Staff Accuse Principal of “hiding” and “abrogating her responsibility” in Strike Response
Updated: Feb 17
Striking staff have accused the Principal Dame Sally Mapstone of “hiding” and “abrogating her responsibility” in her response to the dispute which has led to the latest strikes in St Andrews. The Saint spoke to those on the picket lines Thursday 9 February in the second week of the 18 days of UCU strike action planned for February and March.
The strikes come after the rejection of a second pay offer by the UCEA, the body tasked by universities to negotiate with the UCU. The second offer would have given pay rises of 4-5 per cent with those earning less getting slightly more. This was rejected overwhelmingly by UCU members, with 80.4 per cent voting against accepting the offer. Following this vote, Jo Grady, the President of the UCU, responded to the UCEA saying, “our members have seen through your pleas of poverty as you sit on over £40bn of reserves”, and encouraged the UCEA to “get serious and make a proper offer — or get out of the way”.

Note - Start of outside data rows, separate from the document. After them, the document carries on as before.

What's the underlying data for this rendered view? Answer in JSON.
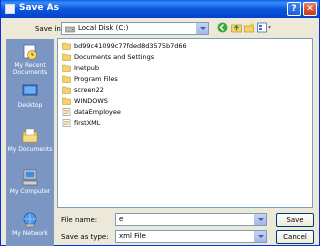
{
  "window": {
    "title": "Save As",
    "help_label": "?",
    "close_label": "✕"
  },
  "save_in": {
    "label": "Save in:",
    "value": "Local Disk (C:)"
  },
  "toolbar": {
    "icons": [
      "back-icon",
      "up-folder-icon",
      "new-folder-icon",
      "views-icon"
    ]
  },
  "places": [
    {
      "label": "My Recent Documents",
      "icon": "recent-documents-icon"
    },
    {
      "label": "Desktop",
      "icon": "desktop-icon"
    },
    {
      "label": "My Documents",
      "icon": "my-documents-icon"
    },
    {
      "label": "My Computer",
      "icon": "my-computer-icon"
    },
    {
      "label": "My Network",
      "icon": "my-network-icon"
    }
  ],
  "files": [
    {
      "name": "bd99c41099c77fded8d3575b7d66",
      "type": "folder"
    },
    {
      "name": "Documents and Settings",
      "type": "folder"
    },
    {
      "name": "Inetpub",
      "type": "folder"
    },
    {
      "name": "Program Files",
      "type": "folder"
    },
    {
      "name": "screen22",
      "type": "folder"
    },
    {
      "name": "WINDOWS",
      "type": "folder"
    },
    {
      "name": "dataEmployee",
      "type": "file"
    },
    {
      "name": "firstXML",
      "type": "file"
    }
  ],
  "file_name": {
    "label": "File name:",
    "value": "e"
  },
  "save_as_type": {
    "label": "Save as type:",
    "value": "xml File"
  },
  "buttons": {
    "save": "Save",
    "cancel": "Cancel"
  },
  "colors": {
    "title_bar": "#0a57e0",
    "places_bar": "#7b96c3",
    "dialog_bg": "#ece9d8",
    "folder": "#f4d36c"
  }
}
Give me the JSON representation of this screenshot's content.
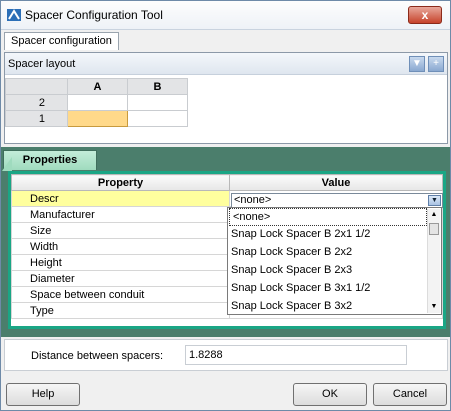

The UCU are demanding a fair pay deal which matches inflation, the elimination of casualisation, and reform to their pensions. In their own words, the University of St Andrews continues to seek a solution that is “fair to staff and sustainable for institutions”. However, this was not enough for striking staff who told The Saint the University was “hiding” behind the national nature of the dispute. Chris Hooley, a Senior Lecturer in the School of Physics criticised the “boilerplate” statements from the University and urged the Principal to publicly back an improved pay offer for staff.
As The Saint interviewed those protesting outside the School of History, Lecturer Elena Romero-Passerin said the University had to do more for postgraduate students. She said that the University was “failing” postgraduates due to casualisation, and a lack of sick pay. A History PhD student on the picket line described how the inequality between the principal’s £260,000 salary and the precarity of postgraduates was a “disgrace”. This sense of inequality was only heightened by the fine view of the Principal’s house from St Katherine’s. The resounding message from staff was that they wanted the Principal to stand up for them.
Inequality at St Andrews itself was a theme among those striking, “the ultimate pay gap is between the principle and striking staff”, said Mike Arrowsmith from the picket line outside Edgecliffe. Here as well as pressing the demands of the national dispute, staff urged the University to “put its money where its mouth is on EDI and the gender pay gap”.
The length of the planned strike action has had a crippling effect on student’s tuition with some missing out on almost 40 per cent of their module’s contact hours. Chris Hooley said, “This isn’t fun”. He continued, “I know we say this a lot, but we really mean it, strike action is a last resort — it really is — it’s not desirable for anyone”.
The Student’s Association passed a motion supporting the current strike action in November. Nevertheless, fervent anti-strike opinion was found in a Spectator Online article written by a St Andrews student. This article described the strikes as “reckless selfishness”. Mike Arrowsmith responded to this allegation by saying, “If it’s reckless selfishness to fight for fair pay and against a decline in your living standards then I will wear that as a badge of honour”.
When it comes to St Andrews official position on the national dispute as Tom Jones, membership officer of the UCU in St Andrews told us, “we don’t know much, all we know is that they are seeking a ‘sustainable solution’ but we have never been told what that means”. He wanted to see the Principal “stand up for her staff” and use her position as convener of Universities Scotland and a board member of Universities UK to push for a better deal for those working at the University.
At the gates of St Mary’s College, the strikers from the School of Earth and Environmental Science claimed that the Principal was “abrogating her responsibility” and had to do more given her national platform. This being said, William McCarthy, Director of Teaching in the School of Earth and Environmental Sciences, had faith in the Principal telling The Saint, “the leader of this world leading institution is perfectly placed to lead the world leading staff of this leading University to a world leading resolution to this dispute”.
The mandate for the current round of strikes ends in April, but any new action following another ballot would include the very real possibility of a marking strike. Chris Hooley was keen to remind The Saint that the last proper settlement the UCU got from universities in 2006 was off the back of a marking boycott. St Andrews may see continued action throughout this year until a resolution is finally found to this long running dispute.
Photo: Universities Scotland